- [PROBLEM DESCRIPTION]
Using the listing below, keep only the lines with the word "from" and copy them.

- [INPUT FOR THIS TASK]
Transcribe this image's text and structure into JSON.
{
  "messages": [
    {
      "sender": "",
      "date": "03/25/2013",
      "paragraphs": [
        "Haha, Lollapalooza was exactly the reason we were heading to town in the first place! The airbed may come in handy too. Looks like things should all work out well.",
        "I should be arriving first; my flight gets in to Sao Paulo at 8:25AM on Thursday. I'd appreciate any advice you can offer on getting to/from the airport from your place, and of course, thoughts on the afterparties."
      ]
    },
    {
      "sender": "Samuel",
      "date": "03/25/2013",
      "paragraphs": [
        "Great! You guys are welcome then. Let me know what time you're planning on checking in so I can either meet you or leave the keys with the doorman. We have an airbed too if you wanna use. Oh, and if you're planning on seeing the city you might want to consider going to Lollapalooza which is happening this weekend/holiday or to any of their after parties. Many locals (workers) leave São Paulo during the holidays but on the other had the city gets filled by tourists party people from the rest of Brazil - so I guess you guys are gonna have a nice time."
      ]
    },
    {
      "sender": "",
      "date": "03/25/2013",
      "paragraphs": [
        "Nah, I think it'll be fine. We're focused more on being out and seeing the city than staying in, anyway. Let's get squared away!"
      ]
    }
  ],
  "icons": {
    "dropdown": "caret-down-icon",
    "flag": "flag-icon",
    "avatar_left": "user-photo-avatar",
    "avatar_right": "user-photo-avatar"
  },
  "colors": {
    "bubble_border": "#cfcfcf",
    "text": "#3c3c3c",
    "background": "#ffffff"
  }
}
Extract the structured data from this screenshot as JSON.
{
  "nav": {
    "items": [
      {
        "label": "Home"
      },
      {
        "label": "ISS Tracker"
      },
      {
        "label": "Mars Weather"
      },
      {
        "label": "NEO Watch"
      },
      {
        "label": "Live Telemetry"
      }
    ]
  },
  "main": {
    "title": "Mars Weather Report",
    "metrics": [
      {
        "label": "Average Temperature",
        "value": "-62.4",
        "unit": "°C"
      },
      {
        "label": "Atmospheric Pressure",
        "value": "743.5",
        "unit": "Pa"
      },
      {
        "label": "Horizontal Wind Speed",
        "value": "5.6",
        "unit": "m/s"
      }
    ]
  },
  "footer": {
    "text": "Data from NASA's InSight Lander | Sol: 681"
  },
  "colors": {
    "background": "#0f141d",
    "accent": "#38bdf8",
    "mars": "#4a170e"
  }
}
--
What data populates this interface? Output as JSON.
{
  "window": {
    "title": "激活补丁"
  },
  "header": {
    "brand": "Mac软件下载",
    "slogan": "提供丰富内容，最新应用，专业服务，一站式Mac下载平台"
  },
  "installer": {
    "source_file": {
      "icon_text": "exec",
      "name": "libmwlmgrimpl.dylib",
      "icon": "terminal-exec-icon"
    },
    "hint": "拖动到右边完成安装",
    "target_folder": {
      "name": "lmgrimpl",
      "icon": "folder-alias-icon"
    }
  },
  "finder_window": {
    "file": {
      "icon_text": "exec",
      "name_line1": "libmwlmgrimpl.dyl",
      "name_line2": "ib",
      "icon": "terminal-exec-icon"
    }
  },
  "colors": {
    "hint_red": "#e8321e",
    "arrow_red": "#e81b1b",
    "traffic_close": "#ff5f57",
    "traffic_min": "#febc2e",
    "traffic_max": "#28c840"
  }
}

- [WRITTEN RESPONSE]
        "I should be arriving first; my flight gets in to Sao Paulo at 8:25AM on Thursday. I'd appreciate any advice you can offer on getting to/from the airport from your place, and of course, thoughts on the afterparties."
        "Great! You guys are welcome then. Let me know what time you're planning on checking in so I can either meet you or leave the keys with the doorman. We have an airbed too if you wanna use. Oh, and if you're planning on seeing the city you might want to consider going to Lollapalooza which is happening this weekend/holiday or to any of their after parties. Many locals (workers) leave São Paulo during the holidays but on the other had the city gets filled by tourists party people from the rest of Brazil - so I guess you guys are gonna have a nice time."
Extract the structured data from this screenshot as JSON.
    "text": "Data from NASA's InSight Lander | Sol: 681"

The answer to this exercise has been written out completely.